I cant find anything to disagree with in your post up there. It's totally silliness to make any unqualified statement about a particular devices currently delivery ability since so many other factors contribute to it.
I agree with your assessment of feedback too. My F5 is a class A amp that utilizes "generous" amounts of negative current feedback and I've never heard anybody say that amp sounds bad for it. Feedback is something that needs to be applied with careful consideration and shouldn't be as universally disparaged as it is.
The reason you see BJT amps with fans and thermal tracking schemes has to do with the characteristics of BJTs. They're highly prone to thermal runaway where as the device heats up, it conducts more current, which in turn raises their temperature, which causes them to conduct even more current. This characteristic does produce distortion which also requires compensation. MOSFETs, when strapped to a big enough heat sink, need no thermal tracking because their conductivity vs temperature will reach an equilibrium at some point so long as the bias is within the operating range of the device. Some MOSFETs, like laterals, have virtually no thermal drift and you can set bias on stone cold devices to find the bias only creep up slightly as the thing hits 75°C.
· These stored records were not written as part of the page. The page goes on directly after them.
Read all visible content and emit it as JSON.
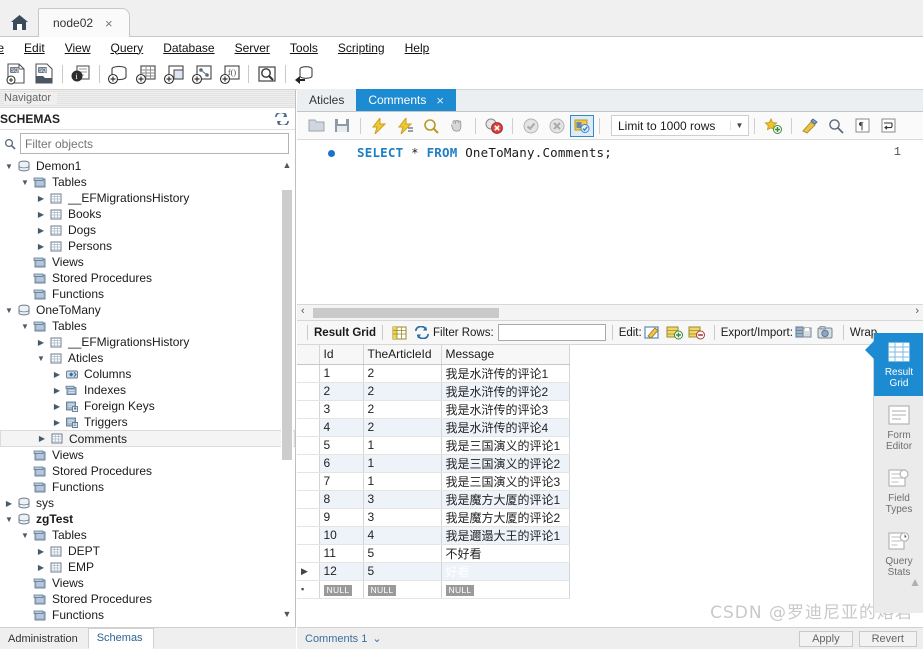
{
  "window": {
    "home_icon": "home-icon",
    "tab_label": "node02",
    "tab_close": "×"
  },
  "menubar": {
    "items": [
      "ile",
      "Edit",
      "View",
      "Query",
      "Database",
      "Server",
      "Tools",
      "Scripting",
      "Help"
    ]
  },
  "main_toolbar": {
    "icons": [
      "new-sql-tab-icon",
      "open-sql-script-icon",
      "connection-info-icon",
      "create-schema-icon",
      "create-table-icon",
      "create-view-icon",
      "create-procedure-icon",
      "create-function-icon",
      "search-data-icon",
      "reconnect-server-icon"
    ]
  },
  "navigator": {
    "caption": "Navigator",
    "section_title": "SCHEMAS",
    "refresh_icon": "refresh-icon",
    "search_icon": "search-icon",
    "filter_placeholder": "Filter objects",
    "filter_value": "",
    "tree": [
      {
        "label": "Demon1",
        "icon": "schema-icon",
        "indent": 0,
        "arrow": "down",
        "bold": false
      },
      {
        "label": "Tables",
        "icon": "folder-icon",
        "indent": 1,
        "arrow": "down",
        "bold": false
      },
      {
        "label": "__EFMigrationsHistory",
        "icon": "table-icon",
        "indent": 2,
        "arrow": "right",
        "bold": false
      },
      {
        "label": "Books",
        "icon": "table-icon",
        "indent": 2,
        "arrow": "right",
        "bold": false
      },
      {
        "label": "Dogs",
        "icon": "table-icon",
        "indent": 2,
        "arrow": "right",
        "bold": false
      },
      {
        "label": "Persons",
        "icon": "table-icon",
        "indent": 2,
        "arrow": "right",
        "bold": false
      },
      {
        "label": "Views",
        "icon": "folder-icon",
        "indent": 1,
        "arrow": "none",
        "bold": false
      },
      {
        "label": "Stored Procedures",
        "icon": "folder-icon",
        "indent": 1,
        "arrow": "none",
        "bold": false
      },
      {
        "label": "Functions",
        "icon": "folder-icon",
        "indent": 1,
        "arrow": "none",
        "bold": false
      },
      {
        "label": "OneToMany",
        "icon": "schema-icon",
        "indent": 0,
        "arrow": "down",
        "bold": false
      },
      {
        "label": "Tables",
        "icon": "folder-icon",
        "indent": 1,
        "arrow": "down",
        "bold": false
      },
      {
        "label": "__EFMigrationsHistory",
        "icon": "table-icon",
        "indent": 2,
        "arrow": "right",
        "bold": false
      },
      {
        "label": "Aticles",
        "icon": "table-icon",
        "indent": 2,
        "arrow": "down",
        "bold": false
      },
      {
        "label": "Columns",
        "icon": "columns-icon",
        "indent": 3,
        "arrow": "right",
        "bold": false
      },
      {
        "label": "Indexes",
        "icon": "indexes-icon",
        "indent": 3,
        "arrow": "right",
        "bold": false
      },
      {
        "label": "Foreign Keys",
        "icon": "foreignkey-icon",
        "indent": 3,
        "arrow": "right",
        "bold": false
      },
      {
        "label": "Triggers",
        "icon": "trigger-icon",
        "indent": 3,
        "arrow": "right",
        "bold": false
      },
      {
        "label": "Comments",
        "icon": "table-icon",
        "indent": 2,
        "arrow": "right",
        "bold": false,
        "selected": true
      },
      {
        "label": "Views",
        "icon": "folder-icon",
        "indent": 1,
        "arrow": "none",
        "bold": false
      },
      {
        "label": "Stored Procedures",
        "icon": "folder-icon",
        "indent": 1,
        "arrow": "none",
        "bold": false
      },
      {
        "label": "Functions",
        "icon": "folder-icon",
        "indent": 1,
        "arrow": "none",
        "bold": false
      },
      {
        "label": "sys",
        "icon": "schema-icon",
        "indent": 0,
        "arrow": "right",
        "bold": false
      },
      {
        "label": "zgTest",
        "icon": "schema-icon",
        "indent": 0,
        "arrow": "down",
        "bold": true
      },
      {
        "label": "Tables",
        "icon": "folder-icon",
        "indent": 1,
        "arrow": "down",
        "bold": false
      },
      {
        "label": "DEPT",
        "icon": "table-icon",
        "indent": 2,
        "arrow": "right",
        "bold": false
      },
      {
        "label": "EMP",
        "icon": "table-icon",
        "indent": 2,
        "arrow": "right",
        "bold": false
      },
      {
        "label": "Views",
        "icon": "folder-icon",
        "indent": 1,
        "arrow": "none",
        "bold": false
      },
      {
        "label": "Stored Procedures",
        "icon": "folder-icon",
        "indent": 1,
        "arrow": "none",
        "bold": false
      },
      {
        "label": "Functions",
        "icon": "folder-icon",
        "indent": 1,
        "arrow": "none",
        "bold": false
      }
    ],
    "bottom_tabs": [
      {
        "label": "Administration",
        "active": false
      },
      {
        "label": "Schemas",
        "active": true
      }
    ]
  },
  "editor": {
    "tabs": [
      {
        "label": "Aticles",
        "active": false,
        "closable": false
      },
      {
        "label": "Comments",
        "active": true,
        "closable": true,
        "close": "×"
      }
    ],
    "toolbar": {
      "icons": [
        "open-script-icon",
        "save-script-icon",
        "execute-icon",
        "execute-current-statement-icon",
        "explain-icon",
        "stop-icon",
        "toggle-stop-on-error-icon",
        "commit-icon",
        "rollback-icon",
        "autocommit-icon"
      ],
      "limit_label": "Limit to 1000 rows",
      "limit_caret": "▼",
      "right_icons": [
        "snippets-icon",
        "beautify-icon",
        "find-icon",
        "invisible-chars-icon",
        "wrap-lines-icon"
      ]
    },
    "code": {
      "line_number": "1",
      "keyword_select": "SELECT",
      "star": "*",
      "keyword_from": "FROM",
      "table_ref": "OneToMany.Comments;"
    },
    "hscroll": {
      "left_arrow": "‹",
      "right_arrow": "›"
    }
  },
  "result_toolbar": {
    "title": "Result Grid",
    "grid_view_icon": "grid-view-icon",
    "refresh_icon": "refresh-icon",
    "filter_label": "Filter Rows:",
    "filter_value": "",
    "edit_label": "Edit:",
    "edit_icons": [
      "edit-pencil-icon",
      "insert-row-icon",
      "delete-row-icon"
    ],
    "export_label": "Export/Import:",
    "export_icons": [
      "export-recordset-icon",
      "import-recordset-icon"
    ],
    "wrap_label": "Wrap"
  },
  "grid": {
    "columns": [
      "Id",
      "TheArticleId",
      "Message"
    ],
    "rows": [
      {
        "marker": "",
        "Id": "1",
        "TheArticleId": "2",
        "Message": "我是水浒传的评论1"
      },
      {
        "marker": "",
        "Id": "2",
        "TheArticleId": "2",
        "Message": "我是水浒传的评论2"
      },
      {
        "marker": "",
        "Id": "3",
        "TheArticleId": "2",
        "Message": "我是水浒传的评论3"
      },
      {
        "marker": "",
        "Id": "4",
        "TheArticleId": "2",
        "Message": "我是水浒传的评论4"
      },
      {
        "marker": "",
        "Id": "5",
        "TheArticleId": "1",
        "Message": "我是三国演义的评论1"
      },
      {
        "marker": "",
        "Id": "6",
        "TheArticleId": "1",
        "Message": "我是三国演义的评论2"
      },
      {
        "marker": "",
        "Id": "7",
        "TheArticleId": "1",
        "Message": "我是三国演义的评论3"
      },
      {
        "marker": "",
        "Id": "8",
        "TheArticleId": "3",
        "Message": "我是魔方大厦的评论1"
      },
      {
        "marker": "",
        "Id": "9",
        "TheArticleId": "3",
        "Message": "我是魔方大厦的评论2"
      },
      {
        "marker": "",
        "Id": "10",
        "TheArticleId": "4",
        "Message": "我是邇遢大王的评论1"
      },
      {
        "marker": "",
        "Id": "11",
        "TheArticleId": "5",
        "Message": "不好看"
      },
      {
        "marker": "▶",
        "Id": "12",
        "TheArticleId": "5",
        "Message": "好看",
        "selected_cell": "Message"
      }
    ],
    "new_row": {
      "marker": "▪",
      "Id": "NULL",
      "TheArticleId": "NULL",
      "Message": "NULL"
    }
  },
  "right_sidebar": {
    "items": [
      {
        "label_1": "Result",
        "label_2": "Grid",
        "icon": "result-grid-icon",
        "active": true
      },
      {
        "label_1": "Form",
        "label_2": "Editor",
        "icon": "form-editor-icon",
        "active": false
      },
      {
        "label_1": "Field",
        "label_2": "Types",
        "icon": "field-types-icon",
        "active": false
      },
      {
        "label_1": "Query",
        "label_2": "Stats",
        "icon": "query-stats-icon",
        "active": false
      }
    ]
  },
  "status_bar": {
    "result_tab": "Comments 1",
    "caret": "⌄",
    "apply_label": "Apply",
    "revert_label": "Revert"
  },
  "watermark": "CSDN @罗迪尼亚的熔岩",
  "colors": {
    "accent_blue": "#1d8bd1",
    "selection_blue": "#0f6fc6",
    "alt_row": "#eef3fa",
    "keyword": "#1d7fc4",
    "panel_grey": "#f0f0f0"
  }
}
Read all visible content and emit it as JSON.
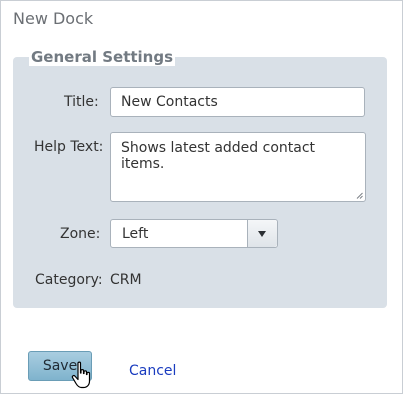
{
  "dialog": {
    "title": "New Dock"
  },
  "general_settings": {
    "legend": "General Settings",
    "title_label": "Title:",
    "title_value": "New Contacts",
    "help_text_label": "Help Text:",
    "help_text_value": "Shows latest added contact items.",
    "zone_label": "Zone:",
    "zone_value": "Left",
    "category_label": "Category:",
    "category_value": "CRM"
  },
  "actions": {
    "save_label": "Save",
    "cancel_label": "Cancel"
  },
  "colors": {
    "fieldset_bg": "#d9e0e7",
    "save_button_bg": "#8fbdd5",
    "link": "#1a3cbf"
  },
  "icons": {
    "dropdown": "chevron-down-icon",
    "cursor": "hand-pointer-icon",
    "resize": "resize-grip-icon"
  }
}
It all depends on what the designer is trying to achieve as for what gain devices he chooses. Pass certainly uses plenty of BJTs in his older designs, but he uses MOSFETs these days for the exact reasons you described. Simpler circuits and a more organic, tube-like sound.